- TASK OBJECTIVE
Locate all lines in the data below that hold "Biden" and show them.

- SUPPLIED INFORMATION
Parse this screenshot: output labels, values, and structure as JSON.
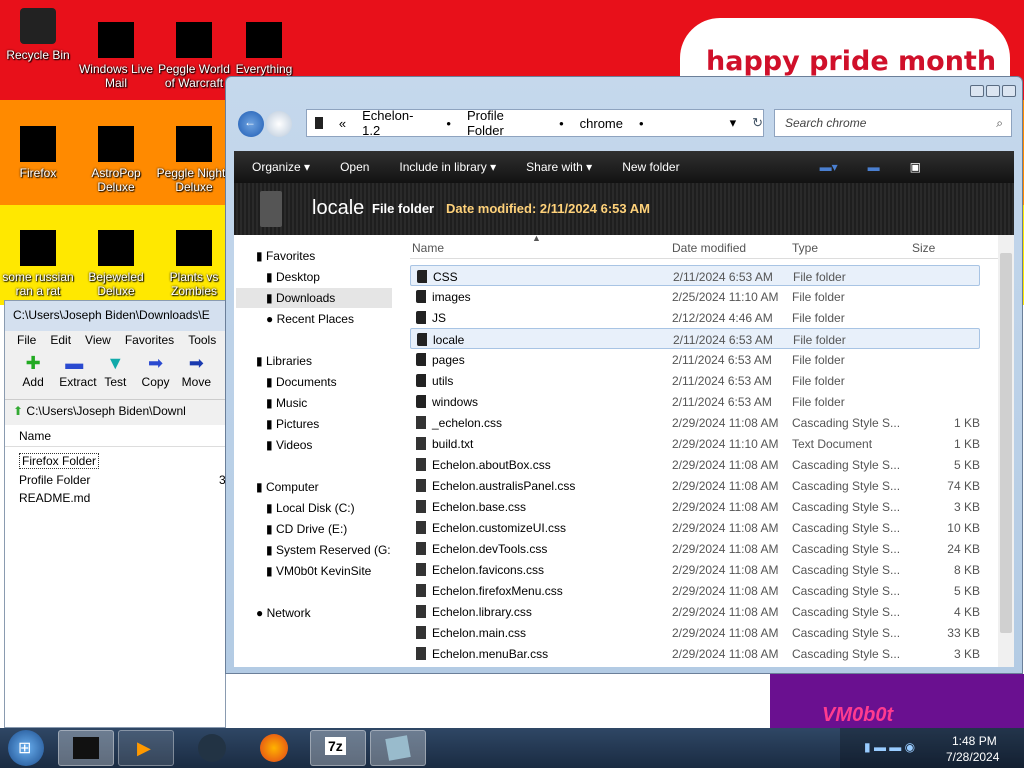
{
  "desktop": {
    "icons": [
      {
        "label": "Recycle Bin"
      },
      {
        "label": "Windows Live Mail"
      },
      {
        "label": "Peggle World of Warcraft"
      },
      {
        "label": "Everything"
      },
      {
        "label": "Firefox"
      },
      {
        "label": "AstroPop Deluxe"
      },
      {
        "label": "Peggle Nights Deluxe"
      },
      {
        "label": "some russian ran a rat"
      },
      {
        "label": "Bejeweled Deluxe"
      },
      {
        "label": "Plants vs Zombies"
      }
    ],
    "banner": "happy pride month",
    "colors": {
      "red": "#e8101a",
      "orange": "#ff8a00",
      "yellow": "#ffe800",
      "purple": "#6a1090"
    }
  },
  "zip": {
    "title": "C:\\Users\\Joseph Biden\\Downloads\\E",
    "menu": [
      "File",
      "Edit",
      "View",
      "Favorites",
      "Tools"
    ],
    "toolbar": [
      {
        "label": "Add",
        "icon": "plus-icon"
      },
      {
        "label": "Extract",
        "icon": "minus-icon"
      },
      {
        "label": "Test",
        "icon": "check-icon"
      },
      {
        "label": "Copy",
        "icon": "copy-icon"
      },
      {
        "label": "Move",
        "icon": "move-icon"
      }
    ],
    "address": "C:\\Users\\Joseph Biden\\Downl",
    "column": "Name",
    "rows": [
      "Firefox Folder",
      "Profile Folder",
      "README.md"
    ],
    "partial_value": "3"
  },
  "explorer": {
    "breadcrumbs": [
      "Echelon-1.2",
      "Profile Folder",
      "chrome"
    ],
    "search_placeholder": "Search chrome",
    "commands": [
      "Organize ▾",
      "Open",
      "Include in library ▾",
      "Share with ▾",
      "New folder"
    ],
    "details": {
      "name": "locale",
      "type": "File folder",
      "modified": "Date modified: 2/11/2024 6:53 AM"
    },
    "nav": {
      "favorites": "Favorites",
      "fav_items": [
        "Desktop",
        "Downloads",
        "Recent Places"
      ],
      "libraries": "Libraries",
      "lib_items": [
        "Documents",
        "Music",
        "Pictures",
        "Videos"
      ],
      "computer": "Computer",
      "comp_items": [
        "Local Disk (C:)",
        "CD Drive (E:)",
        "System Reserved (G:",
        "VM0b0t KevinSite"
      ],
      "network": "Network"
    },
    "columns": {
      "name": "Name",
      "date": "Date modified",
      "type": "Type",
      "size": "Size"
    },
    "files": [
      {
        "name": "CSS",
        "date": "2/11/2024 6:53 AM",
        "type": "File folder",
        "size": ""
      },
      {
        "name": "images",
        "date": "2/25/2024 11:10 AM",
        "type": "File folder",
        "size": ""
      },
      {
        "name": "JS",
        "date": "2/12/2024 4:46 AM",
        "type": "File folder",
        "size": ""
      },
      {
        "name": "locale",
        "date": "2/11/2024 6:53 AM",
        "type": "File folder",
        "size": ""
      },
      {
        "name": "pages",
        "date": "2/11/2024 6:53 AM",
        "type": "File folder",
        "size": ""
      },
      {
        "name": "utils",
        "date": "2/11/2024 6:53 AM",
        "type": "File folder",
        "size": ""
      },
      {
        "name": "windows",
        "date": "2/11/2024 6:53 AM",
        "type": "File folder",
        "size": ""
      },
      {
        "name": "_echelon.css",
        "date": "2/29/2024 11:08 AM",
        "type": "Cascading Style S...",
        "size": "1 KB"
      },
      {
        "name": "build.txt",
        "date": "2/29/2024 11:10 AM",
        "type": "Text Document",
        "size": "1 KB"
      },
      {
        "name": "Echelon.aboutBox.css",
        "date": "2/29/2024 11:08 AM",
        "type": "Cascading Style S...",
        "size": "5 KB"
      },
      {
        "name": "Echelon.australisPanel.css",
        "date": "2/29/2024 11:08 AM",
        "type": "Cascading Style S...",
        "size": "74 KB"
      },
      {
        "name": "Echelon.base.css",
        "date": "2/29/2024 11:08 AM",
        "type": "Cascading Style S...",
        "size": "3 KB"
      },
      {
        "name": "Echelon.customizeUI.css",
        "date": "2/29/2024 11:08 AM",
        "type": "Cascading Style S...",
        "size": "10 KB"
      },
      {
        "name": "Echelon.devTools.css",
        "date": "2/29/2024 11:08 AM",
        "type": "Cascading Style S...",
        "size": "24 KB"
      },
      {
        "name": "Echelon.favicons.css",
        "date": "2/29/2024 11:08 AM",
        "type": "Cascading Style S...",
        "size": "8 KB"
      },
      {
        "name": "Echelon.firefoxMenu.css",
        "date": "2/29/2024 11:08 AM",
        "type": "Cascading Style S...",
        "size": "5 KB"
      },
      {
        "name": "Echelon.library.css",
        "date": "2/29/2024 11:08 AM",
        "type": "Cascading Style S...",
        "size": "4 KB"
      },
      {
        "name": "Echelon.main.css",
        "date": "2/29/2024 11:08 AM",
        "type": "Cascading Style S...",
        "size": "33 KB"
      },
      {
        "name": "Echelon.menuBar.css",
        "date": "2/29/2024 11:08 AM",
        "type": "Cascading Style S...",
        "size": "3 KB"
      }
    ]
  },
  "taskbar": {
    "time": "1:48 PM",
    "date": "7/28/2024",
    "app_7z": "7z"
  },
  "watermark": "VM0b0t"
}
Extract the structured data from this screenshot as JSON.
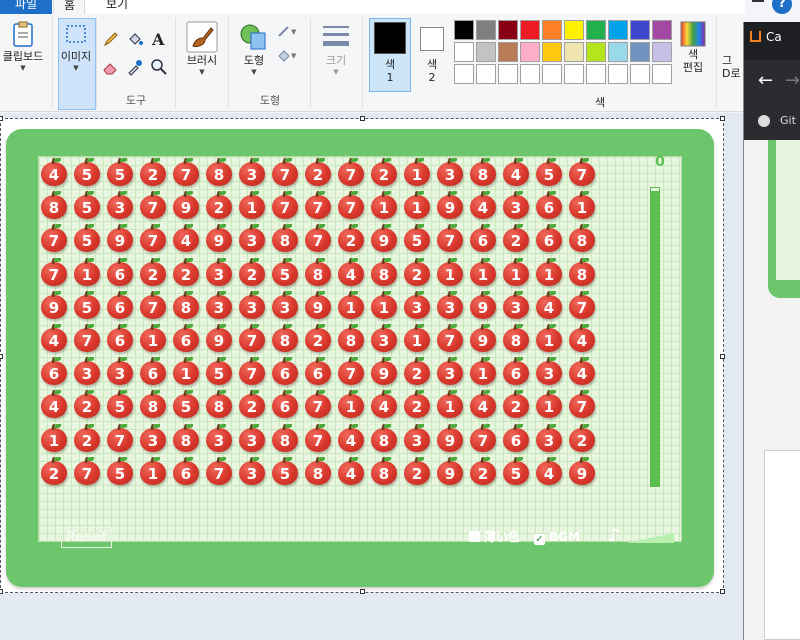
{
  "ribbon": {
    "tabs": [
      {
        "label": "파일"
      },
      {
        "label": "홈"
      },
      {
        "label": "보기"
      }
    ],
    "groups": {
      "clipboard": {
        "label": "클립보드"
      },
      "image": {
        "label": "이미지"
      },
      "tools": {
        "label": "도구"
      },
      "brushes": {
        "label": "브러시"
      },
      "shapes": {
        "label": "도형",
        "group_label": "도형"
      },
      "size": {
        "label": "크기"
      },
      "color1": {
        "label": "색\n1",
        "line1": "색",
        "line2": "1"
      },
      "color2": {
        "line1": "색",
        "line2": "2"
      },
      "colors_label": "색",
      "edit_colors": {
        "line1": "색",
        "line2": "편집"
      },
      "paint3d": {
        "line1": "그",
        "line2": "D로"
      }
    },
    "help": "?",
    "palette_row1": [
      "#000000",
      "#7f7f7f",
      "#880015",
      "#ed1c24",
      "#ff7f27",
      "#fff200",
      "#22b14c",
      "#00a2e8",
      "#3f48cc",
      "#a349a4"
    ],
    "palette_row2": [
      "#ffffff",
      "#c3c3c3",
      "#b97a57",
      "#ffaec9",
      "#ffc90e",
      "#efe4b0",
      "#b5e61d",
      "#99d9ea",
      "#7092be",
      "#c8bfe7"
    ],
    "palette_row3": [
      "#ffffff",
      "#ffffff",
      "#ffffff",
      "#ffffff",
      "#ffffff",
      "#ffffff",
      "#ffffff",
      "#ffffff",
      "#ffffff",
      "#ffffff"
    ],
    "primary_color": "#000000",
    "secondary_color": "#ffffff"
  },
  "game": {
    "score": "0",
    "time_remaining_fraction": 0.99,
    "reset_label": "Reset",
    "light_color_label": "薄い色",
    "light_color_checked": false,
    "bgm_label": "BGM",
    "bgm_checked": true,
    "grid": [
      [
        4,
        5,
        5,
        2,
        7,
        8,
        3,
        7,
        2,
        7,
        2,
        1,
        3,
        8,
        4,
        5,
        7
      ],
      [
        8,
        5,
        3,
        7,
        9,
        2,
        1,
        7,
        7,
        7,
        1,
        1,
        9,
        4,
        3,
        6,
        1
      ],
      [
        7,
        5,
        9,
        7,
        4,
        9,
        3,
        8,
        7,
        2,
        9,
        5,
        7,
        6,
        2,
        6,
        8
      ],
      [
        7,
        1,
        6,
        2,
        2,
        3,
        2,
        5,
        8,
        4,
        8,
        2,
        1,
        1,
        1,
        1,
        8
      ],
      [
        9,
        5,
        6,
        7,
        8,
        3,
        3,
        3,
        9,
        1,
        1,
        3,
        3,
        9,
        3,
        4,
        7
      ],
      [
        4,
        7,
        6,
        1,
        6,
        9,
        7,
        8,
        2,
        8,
        3,
        1,
        7,
        9,
        8,
        1,
        4
      ],
      [
        6,
        3,
        3,
        6,
        1,
        5,
        7,
        6,
        6,
        7,
        9,
        2,
        3,
        1,
        6,
        3,
        4
      ],
      [
        4,
        2,
        5,
        8,
        5,
        8,
        2,
        6,
        7,
        1,
        4,
        2,
        1,
        4,
        2,
        1,
        7
      ],
      [
        1,
        2,
        7,
        3,
        8,
        3,
        3,
        8,
        7,
        4,
        8,
        3,
        9,
        7,
        6,
        3,
        2
      ],
      [
        2,
        7,
        5,
        1,
        6,
        7,
        3,
        5,
        8,
        4,
        8,
        2,
        9,
        2,
        5,
        4,
        9
      ]
    ]
  },
  "browser": {
    "tab_title": "Ca",
    "bookmark": "Git"
  }
}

- RESPONSE AREA
    "title": "C:\\Users\\Joseph Biden\\Downloads\\E",
    "address": "C:\\Users\\Joseph Biden\\Downl",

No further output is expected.